Work to be completed: The expected answer comprises all lines from the entries that contain the string "heading".

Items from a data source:
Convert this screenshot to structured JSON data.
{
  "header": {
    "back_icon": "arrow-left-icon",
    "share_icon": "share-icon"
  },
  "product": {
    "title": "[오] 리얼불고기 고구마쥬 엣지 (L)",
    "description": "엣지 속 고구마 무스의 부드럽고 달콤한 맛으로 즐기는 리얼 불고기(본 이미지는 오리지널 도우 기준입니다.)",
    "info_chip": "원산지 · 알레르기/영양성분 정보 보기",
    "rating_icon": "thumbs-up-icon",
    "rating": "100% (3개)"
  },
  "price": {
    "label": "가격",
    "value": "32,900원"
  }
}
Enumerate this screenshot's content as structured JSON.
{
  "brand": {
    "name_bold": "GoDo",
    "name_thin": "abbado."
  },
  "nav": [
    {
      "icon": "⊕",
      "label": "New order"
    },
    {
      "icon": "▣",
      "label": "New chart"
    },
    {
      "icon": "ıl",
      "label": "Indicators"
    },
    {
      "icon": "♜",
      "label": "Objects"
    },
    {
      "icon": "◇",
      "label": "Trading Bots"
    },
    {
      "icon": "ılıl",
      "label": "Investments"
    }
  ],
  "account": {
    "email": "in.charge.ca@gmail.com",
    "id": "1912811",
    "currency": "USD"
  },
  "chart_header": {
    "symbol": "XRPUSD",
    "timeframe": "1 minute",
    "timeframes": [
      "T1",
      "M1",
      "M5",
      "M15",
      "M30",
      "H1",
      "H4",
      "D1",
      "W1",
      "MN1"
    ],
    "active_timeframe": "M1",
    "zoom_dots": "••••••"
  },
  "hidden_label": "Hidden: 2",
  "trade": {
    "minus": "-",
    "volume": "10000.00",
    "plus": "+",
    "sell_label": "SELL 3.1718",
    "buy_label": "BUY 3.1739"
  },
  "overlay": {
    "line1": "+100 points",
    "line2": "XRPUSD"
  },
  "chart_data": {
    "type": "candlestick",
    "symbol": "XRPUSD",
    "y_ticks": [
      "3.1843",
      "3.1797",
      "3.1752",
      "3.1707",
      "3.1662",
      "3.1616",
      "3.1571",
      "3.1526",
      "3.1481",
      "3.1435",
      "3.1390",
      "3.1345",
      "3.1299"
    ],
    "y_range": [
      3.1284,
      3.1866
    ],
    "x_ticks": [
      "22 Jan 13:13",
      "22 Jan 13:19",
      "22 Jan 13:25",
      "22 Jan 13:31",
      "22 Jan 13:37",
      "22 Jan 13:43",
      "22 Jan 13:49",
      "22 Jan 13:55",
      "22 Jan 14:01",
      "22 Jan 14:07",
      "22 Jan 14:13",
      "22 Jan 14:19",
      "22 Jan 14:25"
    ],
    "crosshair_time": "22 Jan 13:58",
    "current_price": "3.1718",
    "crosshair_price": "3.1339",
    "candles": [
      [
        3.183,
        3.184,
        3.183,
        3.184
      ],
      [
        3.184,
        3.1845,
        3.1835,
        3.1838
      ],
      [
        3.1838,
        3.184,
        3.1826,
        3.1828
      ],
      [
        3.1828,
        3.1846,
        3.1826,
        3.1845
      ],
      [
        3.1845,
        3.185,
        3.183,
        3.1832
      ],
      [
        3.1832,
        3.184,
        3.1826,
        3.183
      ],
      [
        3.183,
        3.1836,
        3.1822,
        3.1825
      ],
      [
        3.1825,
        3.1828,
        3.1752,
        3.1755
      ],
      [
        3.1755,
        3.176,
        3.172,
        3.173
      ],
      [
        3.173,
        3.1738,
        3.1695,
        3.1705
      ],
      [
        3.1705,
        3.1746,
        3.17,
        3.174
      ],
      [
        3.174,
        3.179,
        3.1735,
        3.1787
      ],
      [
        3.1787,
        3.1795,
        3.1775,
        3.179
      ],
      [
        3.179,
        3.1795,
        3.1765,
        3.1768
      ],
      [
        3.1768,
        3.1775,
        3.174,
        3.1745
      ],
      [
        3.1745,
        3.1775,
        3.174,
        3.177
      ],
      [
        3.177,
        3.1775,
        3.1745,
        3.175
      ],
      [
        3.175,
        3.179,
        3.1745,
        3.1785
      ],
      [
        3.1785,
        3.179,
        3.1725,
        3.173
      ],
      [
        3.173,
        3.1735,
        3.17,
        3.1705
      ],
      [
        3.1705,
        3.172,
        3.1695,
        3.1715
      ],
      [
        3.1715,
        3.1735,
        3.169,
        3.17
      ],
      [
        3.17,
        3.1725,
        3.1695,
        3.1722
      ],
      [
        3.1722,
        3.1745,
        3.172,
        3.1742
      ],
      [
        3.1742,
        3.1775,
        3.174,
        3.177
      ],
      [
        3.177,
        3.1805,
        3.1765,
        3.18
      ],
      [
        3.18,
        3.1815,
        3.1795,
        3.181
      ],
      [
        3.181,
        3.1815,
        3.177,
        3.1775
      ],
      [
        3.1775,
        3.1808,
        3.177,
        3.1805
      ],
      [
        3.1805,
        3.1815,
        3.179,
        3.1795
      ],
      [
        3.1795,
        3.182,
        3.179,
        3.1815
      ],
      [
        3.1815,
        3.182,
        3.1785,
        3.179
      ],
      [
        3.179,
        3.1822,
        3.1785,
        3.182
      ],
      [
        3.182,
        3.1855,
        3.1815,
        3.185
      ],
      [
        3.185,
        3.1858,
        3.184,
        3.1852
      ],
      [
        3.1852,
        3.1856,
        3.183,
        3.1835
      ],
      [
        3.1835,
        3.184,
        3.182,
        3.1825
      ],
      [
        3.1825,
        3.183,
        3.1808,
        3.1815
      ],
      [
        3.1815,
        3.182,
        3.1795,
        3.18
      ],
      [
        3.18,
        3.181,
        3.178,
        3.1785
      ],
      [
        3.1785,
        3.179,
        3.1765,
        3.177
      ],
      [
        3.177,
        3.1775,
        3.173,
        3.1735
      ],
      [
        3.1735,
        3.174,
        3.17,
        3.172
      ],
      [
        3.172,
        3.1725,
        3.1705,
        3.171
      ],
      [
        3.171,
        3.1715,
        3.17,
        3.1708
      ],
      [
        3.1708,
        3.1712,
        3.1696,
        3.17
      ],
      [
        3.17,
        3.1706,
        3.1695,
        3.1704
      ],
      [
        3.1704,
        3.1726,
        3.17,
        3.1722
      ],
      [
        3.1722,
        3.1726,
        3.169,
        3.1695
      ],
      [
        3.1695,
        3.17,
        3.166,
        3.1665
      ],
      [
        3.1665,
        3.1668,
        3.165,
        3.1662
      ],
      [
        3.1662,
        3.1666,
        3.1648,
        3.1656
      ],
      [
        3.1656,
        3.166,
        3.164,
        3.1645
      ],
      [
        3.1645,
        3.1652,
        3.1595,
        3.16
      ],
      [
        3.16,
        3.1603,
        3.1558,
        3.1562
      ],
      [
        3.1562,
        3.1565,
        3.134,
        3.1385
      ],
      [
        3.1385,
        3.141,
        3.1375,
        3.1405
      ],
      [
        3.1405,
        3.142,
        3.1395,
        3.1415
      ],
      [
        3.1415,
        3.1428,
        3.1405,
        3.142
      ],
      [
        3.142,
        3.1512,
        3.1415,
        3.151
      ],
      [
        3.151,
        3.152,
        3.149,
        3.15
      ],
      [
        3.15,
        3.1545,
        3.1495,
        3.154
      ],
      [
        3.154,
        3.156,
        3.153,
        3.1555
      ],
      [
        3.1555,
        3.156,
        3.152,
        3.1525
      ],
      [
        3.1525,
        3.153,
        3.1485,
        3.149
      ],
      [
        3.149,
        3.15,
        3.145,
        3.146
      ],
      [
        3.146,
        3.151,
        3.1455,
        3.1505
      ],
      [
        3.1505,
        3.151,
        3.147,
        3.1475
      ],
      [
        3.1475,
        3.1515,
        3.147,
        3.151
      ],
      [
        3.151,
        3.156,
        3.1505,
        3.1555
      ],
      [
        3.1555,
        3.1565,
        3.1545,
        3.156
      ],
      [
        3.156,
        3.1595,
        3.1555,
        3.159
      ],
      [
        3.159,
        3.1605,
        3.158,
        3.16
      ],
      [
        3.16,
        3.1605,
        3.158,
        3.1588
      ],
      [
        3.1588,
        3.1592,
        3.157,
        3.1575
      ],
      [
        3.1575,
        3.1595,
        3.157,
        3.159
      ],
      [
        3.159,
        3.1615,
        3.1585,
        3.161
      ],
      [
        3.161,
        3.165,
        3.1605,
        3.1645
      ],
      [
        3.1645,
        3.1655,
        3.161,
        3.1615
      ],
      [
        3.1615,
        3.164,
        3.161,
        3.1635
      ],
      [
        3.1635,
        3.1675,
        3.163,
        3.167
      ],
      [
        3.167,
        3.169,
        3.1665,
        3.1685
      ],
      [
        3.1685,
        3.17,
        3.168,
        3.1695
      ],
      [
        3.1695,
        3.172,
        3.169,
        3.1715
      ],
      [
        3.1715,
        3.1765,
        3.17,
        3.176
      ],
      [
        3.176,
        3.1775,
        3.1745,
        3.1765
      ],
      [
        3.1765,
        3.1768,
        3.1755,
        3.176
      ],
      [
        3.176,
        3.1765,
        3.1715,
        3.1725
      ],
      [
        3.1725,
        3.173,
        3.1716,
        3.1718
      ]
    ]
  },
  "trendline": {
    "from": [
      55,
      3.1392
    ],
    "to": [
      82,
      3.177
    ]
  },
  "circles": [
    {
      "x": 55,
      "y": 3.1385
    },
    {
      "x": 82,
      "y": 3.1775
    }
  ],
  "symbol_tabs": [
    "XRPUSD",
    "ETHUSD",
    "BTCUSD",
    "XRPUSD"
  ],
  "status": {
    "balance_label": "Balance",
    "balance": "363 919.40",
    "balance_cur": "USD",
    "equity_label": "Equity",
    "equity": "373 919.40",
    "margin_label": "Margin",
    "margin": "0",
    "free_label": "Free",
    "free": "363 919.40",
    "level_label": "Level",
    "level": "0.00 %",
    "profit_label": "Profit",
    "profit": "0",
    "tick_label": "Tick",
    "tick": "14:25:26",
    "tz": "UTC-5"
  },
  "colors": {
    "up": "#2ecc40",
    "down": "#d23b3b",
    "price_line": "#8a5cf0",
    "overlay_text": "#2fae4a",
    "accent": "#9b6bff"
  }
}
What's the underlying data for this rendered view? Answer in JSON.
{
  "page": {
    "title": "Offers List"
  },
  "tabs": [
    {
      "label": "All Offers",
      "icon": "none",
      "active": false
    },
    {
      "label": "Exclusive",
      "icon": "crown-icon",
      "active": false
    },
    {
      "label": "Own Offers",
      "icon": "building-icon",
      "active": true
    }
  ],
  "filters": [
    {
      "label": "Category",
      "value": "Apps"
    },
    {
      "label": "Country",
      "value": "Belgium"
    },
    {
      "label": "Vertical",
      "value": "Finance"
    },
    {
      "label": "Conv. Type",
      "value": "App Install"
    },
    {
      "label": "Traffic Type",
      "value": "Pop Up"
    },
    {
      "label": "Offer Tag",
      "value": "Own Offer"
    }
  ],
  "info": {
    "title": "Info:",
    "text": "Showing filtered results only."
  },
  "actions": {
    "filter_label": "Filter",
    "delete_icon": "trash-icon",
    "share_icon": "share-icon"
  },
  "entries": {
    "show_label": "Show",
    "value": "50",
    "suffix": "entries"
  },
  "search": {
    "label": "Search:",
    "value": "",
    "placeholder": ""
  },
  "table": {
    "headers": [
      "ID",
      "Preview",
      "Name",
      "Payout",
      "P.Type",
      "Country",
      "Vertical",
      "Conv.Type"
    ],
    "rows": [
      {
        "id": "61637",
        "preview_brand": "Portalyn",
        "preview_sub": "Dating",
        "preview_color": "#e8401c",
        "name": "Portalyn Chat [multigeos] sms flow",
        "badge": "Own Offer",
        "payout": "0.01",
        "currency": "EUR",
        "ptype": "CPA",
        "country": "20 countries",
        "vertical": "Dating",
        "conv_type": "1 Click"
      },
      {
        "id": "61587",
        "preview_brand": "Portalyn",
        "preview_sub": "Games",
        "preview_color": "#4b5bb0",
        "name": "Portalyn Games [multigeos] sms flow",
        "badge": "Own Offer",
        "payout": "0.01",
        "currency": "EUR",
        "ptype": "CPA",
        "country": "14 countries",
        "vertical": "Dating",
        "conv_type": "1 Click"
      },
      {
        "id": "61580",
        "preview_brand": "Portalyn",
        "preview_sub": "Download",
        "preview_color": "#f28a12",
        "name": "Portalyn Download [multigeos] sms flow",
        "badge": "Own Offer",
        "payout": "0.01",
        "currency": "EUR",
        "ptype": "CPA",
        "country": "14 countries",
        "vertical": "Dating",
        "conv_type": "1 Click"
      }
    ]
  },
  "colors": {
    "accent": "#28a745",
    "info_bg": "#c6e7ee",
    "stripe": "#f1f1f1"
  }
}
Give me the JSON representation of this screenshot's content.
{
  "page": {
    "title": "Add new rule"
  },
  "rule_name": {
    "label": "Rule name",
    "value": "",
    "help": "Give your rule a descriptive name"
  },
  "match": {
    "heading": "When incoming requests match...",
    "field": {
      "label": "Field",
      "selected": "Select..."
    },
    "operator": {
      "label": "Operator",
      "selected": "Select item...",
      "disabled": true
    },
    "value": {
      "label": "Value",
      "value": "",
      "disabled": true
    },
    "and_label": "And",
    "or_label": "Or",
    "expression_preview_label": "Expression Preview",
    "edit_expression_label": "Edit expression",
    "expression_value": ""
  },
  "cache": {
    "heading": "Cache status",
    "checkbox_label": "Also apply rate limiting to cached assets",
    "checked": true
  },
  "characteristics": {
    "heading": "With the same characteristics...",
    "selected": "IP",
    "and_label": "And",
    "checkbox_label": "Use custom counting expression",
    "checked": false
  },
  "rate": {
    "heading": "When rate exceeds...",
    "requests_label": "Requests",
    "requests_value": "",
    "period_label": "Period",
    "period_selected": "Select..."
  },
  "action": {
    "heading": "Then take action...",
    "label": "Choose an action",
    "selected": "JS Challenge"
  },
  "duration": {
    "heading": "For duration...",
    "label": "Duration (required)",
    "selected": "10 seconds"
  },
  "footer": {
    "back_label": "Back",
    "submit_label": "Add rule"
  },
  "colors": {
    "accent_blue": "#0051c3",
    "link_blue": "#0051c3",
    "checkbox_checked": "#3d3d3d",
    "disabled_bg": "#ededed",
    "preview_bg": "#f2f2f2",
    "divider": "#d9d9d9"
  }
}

Solution to the exercise:
    "heading": "When incoming requests match...",
    "heading": "Cache status",
    "heading": "With the same characteristics...",
    "heading": "When rate exceeds...",
    "heading": "Then take action...",
    "heading": "For duration...",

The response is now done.